> _Exercise description_
From the records below, copy each line in which the string "Months" occurs.

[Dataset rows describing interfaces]
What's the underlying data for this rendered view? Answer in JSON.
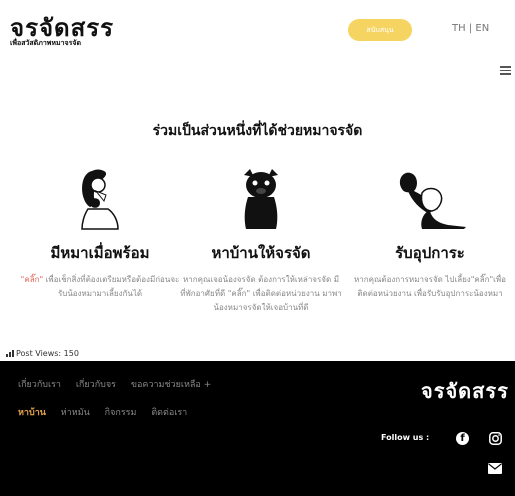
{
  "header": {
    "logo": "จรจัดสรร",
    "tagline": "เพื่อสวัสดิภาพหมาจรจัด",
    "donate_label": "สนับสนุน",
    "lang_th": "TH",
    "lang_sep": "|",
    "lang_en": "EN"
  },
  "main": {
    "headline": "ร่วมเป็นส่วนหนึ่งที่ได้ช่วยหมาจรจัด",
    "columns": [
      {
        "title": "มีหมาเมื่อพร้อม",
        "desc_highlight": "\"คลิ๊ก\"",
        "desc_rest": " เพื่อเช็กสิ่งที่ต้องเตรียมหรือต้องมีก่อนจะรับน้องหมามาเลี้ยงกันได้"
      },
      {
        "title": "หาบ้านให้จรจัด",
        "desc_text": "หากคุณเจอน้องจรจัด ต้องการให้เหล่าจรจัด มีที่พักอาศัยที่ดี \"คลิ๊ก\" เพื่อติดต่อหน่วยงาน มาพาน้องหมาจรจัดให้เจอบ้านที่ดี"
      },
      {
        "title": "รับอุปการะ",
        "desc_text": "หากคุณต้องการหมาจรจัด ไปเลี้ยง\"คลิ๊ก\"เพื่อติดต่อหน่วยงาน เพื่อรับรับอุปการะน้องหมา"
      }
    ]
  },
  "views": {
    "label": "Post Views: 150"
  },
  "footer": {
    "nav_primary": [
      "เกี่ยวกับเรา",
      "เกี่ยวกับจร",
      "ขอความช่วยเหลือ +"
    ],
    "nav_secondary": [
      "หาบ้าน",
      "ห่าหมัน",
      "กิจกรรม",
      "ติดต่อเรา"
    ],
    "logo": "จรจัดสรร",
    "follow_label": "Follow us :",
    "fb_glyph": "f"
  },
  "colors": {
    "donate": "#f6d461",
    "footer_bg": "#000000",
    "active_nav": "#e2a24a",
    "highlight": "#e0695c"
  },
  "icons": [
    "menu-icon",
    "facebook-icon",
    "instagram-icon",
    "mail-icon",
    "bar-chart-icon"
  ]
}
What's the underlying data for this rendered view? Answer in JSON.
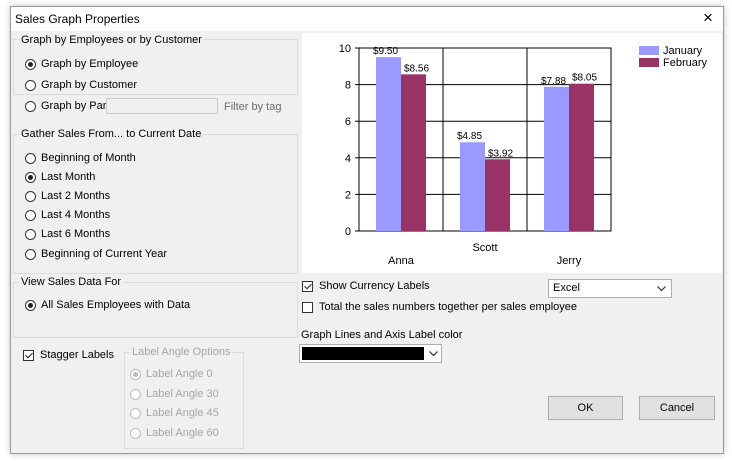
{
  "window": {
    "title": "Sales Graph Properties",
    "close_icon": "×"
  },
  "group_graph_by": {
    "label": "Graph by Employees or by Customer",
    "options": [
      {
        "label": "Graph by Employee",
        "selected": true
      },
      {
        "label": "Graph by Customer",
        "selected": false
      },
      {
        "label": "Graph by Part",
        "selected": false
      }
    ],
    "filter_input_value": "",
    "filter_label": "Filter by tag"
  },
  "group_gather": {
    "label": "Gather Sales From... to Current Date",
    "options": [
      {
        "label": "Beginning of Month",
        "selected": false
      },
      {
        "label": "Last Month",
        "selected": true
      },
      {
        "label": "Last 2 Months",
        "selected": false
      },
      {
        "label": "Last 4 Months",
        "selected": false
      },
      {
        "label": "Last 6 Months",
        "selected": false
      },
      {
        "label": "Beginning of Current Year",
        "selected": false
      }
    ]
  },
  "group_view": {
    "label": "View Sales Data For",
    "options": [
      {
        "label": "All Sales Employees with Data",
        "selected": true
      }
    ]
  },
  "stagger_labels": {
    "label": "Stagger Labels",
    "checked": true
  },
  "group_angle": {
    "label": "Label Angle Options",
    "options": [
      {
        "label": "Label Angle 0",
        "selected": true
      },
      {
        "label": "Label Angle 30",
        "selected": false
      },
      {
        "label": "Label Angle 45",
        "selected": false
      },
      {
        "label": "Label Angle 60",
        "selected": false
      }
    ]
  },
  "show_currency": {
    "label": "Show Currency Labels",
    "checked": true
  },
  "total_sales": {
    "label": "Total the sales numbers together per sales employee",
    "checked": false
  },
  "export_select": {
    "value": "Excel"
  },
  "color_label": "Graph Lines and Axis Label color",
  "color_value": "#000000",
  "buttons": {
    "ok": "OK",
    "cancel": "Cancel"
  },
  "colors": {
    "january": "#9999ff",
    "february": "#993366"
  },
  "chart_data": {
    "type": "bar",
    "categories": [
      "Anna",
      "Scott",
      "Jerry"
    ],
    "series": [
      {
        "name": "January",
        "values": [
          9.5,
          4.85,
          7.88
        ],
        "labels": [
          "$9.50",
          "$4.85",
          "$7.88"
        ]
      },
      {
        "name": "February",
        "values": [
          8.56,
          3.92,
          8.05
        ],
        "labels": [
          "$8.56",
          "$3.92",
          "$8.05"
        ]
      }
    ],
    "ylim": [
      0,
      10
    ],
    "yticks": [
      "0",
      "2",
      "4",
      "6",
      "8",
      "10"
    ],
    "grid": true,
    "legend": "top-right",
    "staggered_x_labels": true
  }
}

> _Response box_
        "label": "Last 2 Months",
        "label": "Last 4 Months",
        "label": "Last 6 Months",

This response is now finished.